Peak inflation is yet to come
We are still yet to see the peak of inflation as the Bank of England predicts inflation to hit 11% in October, with some economists not expecting it to fall back down to 2% before mid-20248.
As the peak of inflation is predicted to come with the rise in energy bill cap in October, households’ budgets are put under more pressure, particularly as wages are not reflecting the rate of inflation9. Household are feeling the squeeze even after the Government’s support package on gas and electric bills and benefits.
Indu joined The Food Foundation in 2019 as part of the Rank Foundation’s Time to Shine scheme, moving into a Project Officer role in 2020. She works on the Peas Please and Plating up Progress projects. Prior to joining The Food Foundation, Indu completed a MSc in Public Health and a BSc in Human Nutrition. She is interested in reducing health inequalities, children’s health and wellbeing, and sustainable and nutritious food system/diets. Indu is also a lover of veg, having recently taken up urban gardening.

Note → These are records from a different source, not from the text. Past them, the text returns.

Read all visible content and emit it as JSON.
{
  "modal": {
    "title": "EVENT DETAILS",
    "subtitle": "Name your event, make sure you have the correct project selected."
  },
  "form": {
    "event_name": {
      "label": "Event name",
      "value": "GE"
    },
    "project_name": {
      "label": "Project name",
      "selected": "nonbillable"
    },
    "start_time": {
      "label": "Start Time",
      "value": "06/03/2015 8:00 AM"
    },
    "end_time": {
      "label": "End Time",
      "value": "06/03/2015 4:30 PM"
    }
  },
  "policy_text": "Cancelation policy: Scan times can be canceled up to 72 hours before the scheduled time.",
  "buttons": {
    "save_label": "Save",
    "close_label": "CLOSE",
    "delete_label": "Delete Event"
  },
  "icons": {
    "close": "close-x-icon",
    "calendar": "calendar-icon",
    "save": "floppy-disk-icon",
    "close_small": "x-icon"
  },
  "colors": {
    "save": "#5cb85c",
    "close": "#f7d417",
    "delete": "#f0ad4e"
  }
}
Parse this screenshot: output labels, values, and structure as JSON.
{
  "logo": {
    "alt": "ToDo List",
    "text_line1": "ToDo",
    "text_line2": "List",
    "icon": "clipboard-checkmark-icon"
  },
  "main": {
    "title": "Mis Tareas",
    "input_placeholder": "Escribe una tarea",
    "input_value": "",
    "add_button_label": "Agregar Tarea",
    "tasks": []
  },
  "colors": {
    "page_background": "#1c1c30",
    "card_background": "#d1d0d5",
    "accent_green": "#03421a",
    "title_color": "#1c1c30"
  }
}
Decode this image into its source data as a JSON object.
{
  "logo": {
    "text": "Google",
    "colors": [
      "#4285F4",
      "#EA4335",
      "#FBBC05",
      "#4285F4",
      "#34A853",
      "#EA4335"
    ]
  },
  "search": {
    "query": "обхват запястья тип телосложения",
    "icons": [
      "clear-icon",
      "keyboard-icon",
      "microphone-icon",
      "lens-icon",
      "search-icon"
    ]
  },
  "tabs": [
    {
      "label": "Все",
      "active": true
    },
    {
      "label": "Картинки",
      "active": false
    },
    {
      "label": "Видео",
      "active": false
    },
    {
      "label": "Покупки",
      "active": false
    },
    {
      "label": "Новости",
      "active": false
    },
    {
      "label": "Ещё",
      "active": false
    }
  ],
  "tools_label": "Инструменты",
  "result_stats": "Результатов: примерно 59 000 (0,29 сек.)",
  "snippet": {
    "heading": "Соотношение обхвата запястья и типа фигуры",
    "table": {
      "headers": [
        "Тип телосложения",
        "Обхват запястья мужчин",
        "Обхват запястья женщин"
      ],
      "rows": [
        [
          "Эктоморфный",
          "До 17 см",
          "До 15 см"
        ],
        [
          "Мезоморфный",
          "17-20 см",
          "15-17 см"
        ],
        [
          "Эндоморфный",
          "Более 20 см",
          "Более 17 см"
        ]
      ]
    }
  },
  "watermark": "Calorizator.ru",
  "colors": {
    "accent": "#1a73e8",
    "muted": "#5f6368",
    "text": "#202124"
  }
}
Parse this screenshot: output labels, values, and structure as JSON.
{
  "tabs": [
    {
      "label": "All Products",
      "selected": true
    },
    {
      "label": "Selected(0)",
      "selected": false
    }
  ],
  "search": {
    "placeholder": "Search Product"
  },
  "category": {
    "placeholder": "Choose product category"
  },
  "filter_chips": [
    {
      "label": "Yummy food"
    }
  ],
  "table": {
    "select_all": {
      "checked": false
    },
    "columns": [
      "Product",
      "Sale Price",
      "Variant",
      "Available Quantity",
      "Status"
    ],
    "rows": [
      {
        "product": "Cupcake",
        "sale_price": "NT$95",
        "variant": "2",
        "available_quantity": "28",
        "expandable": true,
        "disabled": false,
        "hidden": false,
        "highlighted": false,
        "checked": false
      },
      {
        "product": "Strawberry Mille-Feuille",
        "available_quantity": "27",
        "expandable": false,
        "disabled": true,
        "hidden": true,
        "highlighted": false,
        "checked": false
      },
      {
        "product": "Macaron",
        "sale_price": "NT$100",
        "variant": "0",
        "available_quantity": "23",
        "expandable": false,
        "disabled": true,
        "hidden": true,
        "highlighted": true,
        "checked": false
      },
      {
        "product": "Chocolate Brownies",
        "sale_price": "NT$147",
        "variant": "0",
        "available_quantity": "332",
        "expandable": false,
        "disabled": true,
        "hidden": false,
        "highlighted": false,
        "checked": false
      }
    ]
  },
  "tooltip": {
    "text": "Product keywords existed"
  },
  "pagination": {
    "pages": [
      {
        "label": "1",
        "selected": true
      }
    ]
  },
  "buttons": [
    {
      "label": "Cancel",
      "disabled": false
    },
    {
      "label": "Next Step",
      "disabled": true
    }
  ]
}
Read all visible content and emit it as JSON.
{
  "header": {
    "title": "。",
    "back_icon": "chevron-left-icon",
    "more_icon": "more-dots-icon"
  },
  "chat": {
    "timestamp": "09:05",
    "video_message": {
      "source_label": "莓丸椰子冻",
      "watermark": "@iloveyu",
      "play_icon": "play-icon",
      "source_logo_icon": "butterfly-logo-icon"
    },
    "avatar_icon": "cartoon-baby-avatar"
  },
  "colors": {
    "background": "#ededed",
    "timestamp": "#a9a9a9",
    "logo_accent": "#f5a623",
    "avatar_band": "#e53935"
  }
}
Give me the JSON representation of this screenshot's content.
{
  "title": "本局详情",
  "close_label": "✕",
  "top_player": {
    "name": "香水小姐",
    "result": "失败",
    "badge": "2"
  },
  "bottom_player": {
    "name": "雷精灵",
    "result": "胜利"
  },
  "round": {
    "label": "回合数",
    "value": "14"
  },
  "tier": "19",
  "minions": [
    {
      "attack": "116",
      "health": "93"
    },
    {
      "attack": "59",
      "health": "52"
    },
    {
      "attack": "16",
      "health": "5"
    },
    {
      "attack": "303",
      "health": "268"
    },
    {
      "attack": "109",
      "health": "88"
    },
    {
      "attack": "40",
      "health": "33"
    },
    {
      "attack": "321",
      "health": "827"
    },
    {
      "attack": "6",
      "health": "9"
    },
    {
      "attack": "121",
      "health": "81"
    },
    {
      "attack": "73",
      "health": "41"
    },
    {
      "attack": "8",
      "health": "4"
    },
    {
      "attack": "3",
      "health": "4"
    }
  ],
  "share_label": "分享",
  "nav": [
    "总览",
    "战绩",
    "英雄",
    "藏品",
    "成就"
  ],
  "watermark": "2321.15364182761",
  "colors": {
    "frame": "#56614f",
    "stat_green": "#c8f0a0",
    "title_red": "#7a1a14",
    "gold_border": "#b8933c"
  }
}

Zoe joined the Food Foundation in April 2020 as Project Manager of the Children’s Right2Food Campaign. She was previously employed at the Department for Food and Rural Affairs (Defra) where she worked in the agri-food strategic communications team. Before Defra, Zoe worked for the Italy-based NGO Food for Soul focussing on raising awareness about food waste and food poverty through creating a network of community kitchens in cities around the world. Zoe helped to launch their London project, Refettorio Felix, where she saw first-hand the diet-related health disparities and food security challenges experienced by vulnerable London communities. Zoe also completed an MSc in Food Culture and Communications at the University of Gastronomic Sciences in Italy, writing her final thesis on the health-enhancing role of community gardens.
Isabel joined The Food Foundation as Policy Engagement Manager in April 2020 from the Department for Business, Energy and Industrial Strategy, where she worked on domestic and EU policy development. For the past 6 years she has worked in a variety of roles across Government, spanning EU policy implementation at the Department for Environment, Food and Rural Affairs, auditing the value for money of Cabinet Office programmes, and coordination of Defra’s no deal planning at the Department for Exiting the EU. She has also previously project managed large-scale digital campaigns at AgeUK.
Isabel is interested in the links between different parts of the food system, and the possibilities for really ambitious, joined-up policy thinking to address poor environmental, social, health and economic outcomes. Over the past 2 years she has completed a part-time MSc in Food Policy from City University, using her final thesis to analyse and critique the influencing strategies adopted by NGOs working on palm oil consumption in India. She is a professionally trained cook, and has recently discovered the joys of growing her own fruit and veg!